─── TASK INPUTS ───

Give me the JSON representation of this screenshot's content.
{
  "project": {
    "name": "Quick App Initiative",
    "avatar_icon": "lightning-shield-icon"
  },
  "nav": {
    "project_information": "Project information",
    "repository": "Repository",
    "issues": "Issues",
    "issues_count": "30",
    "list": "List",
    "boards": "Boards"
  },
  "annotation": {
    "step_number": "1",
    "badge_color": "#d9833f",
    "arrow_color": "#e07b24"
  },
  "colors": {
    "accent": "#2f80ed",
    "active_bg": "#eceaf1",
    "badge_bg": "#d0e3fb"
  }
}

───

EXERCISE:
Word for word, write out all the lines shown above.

TASK RESPONSE:
Give me the JSON representation of this screenshot's content.
{
  "project": {
    "name": "Quick App Initiative",
    "avatar_icon": "lightning-shield-icon"
  },
  "nav": {
    "project_information": "Project information",
    "repository": "Repository",
    "issues": "Issues",
    "issues_count": "30",
    "list": "List",
    "boards": "Boards"
  },
  "annotation": {
    "step_number": "1",
    "badge_color": "#d9833f",
    "arrow_color": "#e07b24"
  },
  "colors": {
    "accent": "#2f80ed",
    "active_bg": "#eceaf1",
    "badge_bg": "#d0e3fb"
  }
}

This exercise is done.